### [Task goal]
Set down the entries exactly. No line may differ from its source.

***** Record set *****

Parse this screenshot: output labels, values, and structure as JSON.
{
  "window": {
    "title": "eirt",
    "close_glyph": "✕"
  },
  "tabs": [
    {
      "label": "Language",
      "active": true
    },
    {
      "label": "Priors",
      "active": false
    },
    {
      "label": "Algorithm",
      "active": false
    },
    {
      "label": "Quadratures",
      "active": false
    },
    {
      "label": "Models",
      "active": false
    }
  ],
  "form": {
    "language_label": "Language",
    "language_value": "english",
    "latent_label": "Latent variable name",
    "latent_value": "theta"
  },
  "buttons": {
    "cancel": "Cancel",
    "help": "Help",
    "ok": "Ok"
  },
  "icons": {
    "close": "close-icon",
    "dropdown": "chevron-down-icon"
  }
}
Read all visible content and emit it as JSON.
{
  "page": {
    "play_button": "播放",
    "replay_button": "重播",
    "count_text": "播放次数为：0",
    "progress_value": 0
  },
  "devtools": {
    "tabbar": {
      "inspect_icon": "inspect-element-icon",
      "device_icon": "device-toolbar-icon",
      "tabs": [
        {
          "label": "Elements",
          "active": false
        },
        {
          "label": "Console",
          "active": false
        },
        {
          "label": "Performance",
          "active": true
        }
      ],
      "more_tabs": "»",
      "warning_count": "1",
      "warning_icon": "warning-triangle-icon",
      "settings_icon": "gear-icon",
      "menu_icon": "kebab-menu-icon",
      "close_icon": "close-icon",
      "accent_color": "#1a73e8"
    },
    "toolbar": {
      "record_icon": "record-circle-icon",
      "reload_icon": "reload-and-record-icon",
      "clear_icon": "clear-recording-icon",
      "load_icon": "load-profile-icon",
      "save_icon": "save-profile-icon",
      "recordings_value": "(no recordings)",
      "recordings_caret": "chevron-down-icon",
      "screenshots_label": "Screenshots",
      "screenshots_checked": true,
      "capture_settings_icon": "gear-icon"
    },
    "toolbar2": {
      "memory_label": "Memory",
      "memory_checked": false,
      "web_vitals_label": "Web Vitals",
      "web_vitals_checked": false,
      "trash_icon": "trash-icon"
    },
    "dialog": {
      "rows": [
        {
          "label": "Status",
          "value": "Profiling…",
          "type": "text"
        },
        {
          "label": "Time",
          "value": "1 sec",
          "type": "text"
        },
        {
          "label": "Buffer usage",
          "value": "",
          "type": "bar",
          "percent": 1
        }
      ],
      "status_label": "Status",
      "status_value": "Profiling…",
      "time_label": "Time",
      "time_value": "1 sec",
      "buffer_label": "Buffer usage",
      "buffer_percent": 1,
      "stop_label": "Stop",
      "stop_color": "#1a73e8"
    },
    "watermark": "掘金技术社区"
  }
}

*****

### [Reply]
Parse this screenshot: output labels, values, and structure as JSON.
{
  "window": {
    "title": "eirt",
    "close_glyph": "✕"
  },
  "tabs": [
    {
      "label": "Language",
      "active": true
    },
    {
      "label": "Priors",
      "active": false
    },
    {
      "label": "Algorithm",
      "active": false
    },
    {
      "label": "Quadratures",
      "active": false
    },
    {
      "label": "Models",
      "active": false
    }
  ],
  "form": {
    "language_label": "Language",
    "language_value": "english",
    "latent_label": "Latent variable name",
    "latent_value": "theta"
  },
  "buttons": {
    "cancel": "Cancel",
    "help": "Help",
    "ok": "Ok"
  },
  "icons": {
    "close": "close-icon",
    "dropdown": "chevron-down-icon"
  }
}
Read all visible content and emit it as JSON.
{
  "page": {
    "play_button": "播放",
    "replay_button": "重播",
    "count_text": "播放次数为：0",
    "progress_value": 0
  },
  "devtools": {
    "tabbar": {
      "inspect_icon": "inspect-element-icon",
      "device_icon": "device-toolbar-icon",
      "tabs": [
        {
          "label": "Elements",
          "active": false
        },
        {
          "label": "Console",
          "active": false
        },
        {
          "label": "Performance",
          "active": true
        }
      ],
      "more_tabs": "»",
      "warning_count": "1",
      "warning_icon": "warning-triangle-icon",
      "settings_icon": "gear-icon",
      "menu_icon": "kebab-menu-icon",
      "close_icon": "close-icon",
      "accent_color": "#1a73e8"
    },
    "toolbar": {
      "record_icon": "record-circle-icon",
      "reload_icon": "reload-and-record-icon",
      "clear_icon": "clear-recording-icon",
      "load_icon": "load-profile-icon",
      "save_icon": "save-profile-icon",
      "recordings_value": "(no recordings)",
      "recordings_caret": "chevron-down-icon",
      "screenshots_label": "Screenshots",
      "screenshots_checked": true,
      "capture_settings_icon": "gear-icon"
    },
    "toolbar2": {
      "memory_label": "Memory",
      "memory_checked": false,
      "web_vitals_label": "Web Vitals",
      "web_vitals_checked": false,
      "trash_icon": "trash-icon"
    },
    "dialog": {
      "rows": [
        {
          "label": "Status",
          "value": "Profiling…",
          "type": "text"
        },
        {
          "label": "Time",
          "value": "1 sec",
          "type": "text"
        },
        {
          "label": "Buffer usage",
          "value": "",
          "type": "bar",
          "percent": 1
        }
      ],
      "status_label": "Status",
      "status_value": "Profiling…",
      "time_label": "Time",
      "time_value": "1 sec",
      "buffer_label": "Buffer usage",
      "buffer_percent": 1,
      "stop_label": "Stop",
      "stop_color": "#1a73e8"
    },
    "watermark": "掘金技术社区"
  }
}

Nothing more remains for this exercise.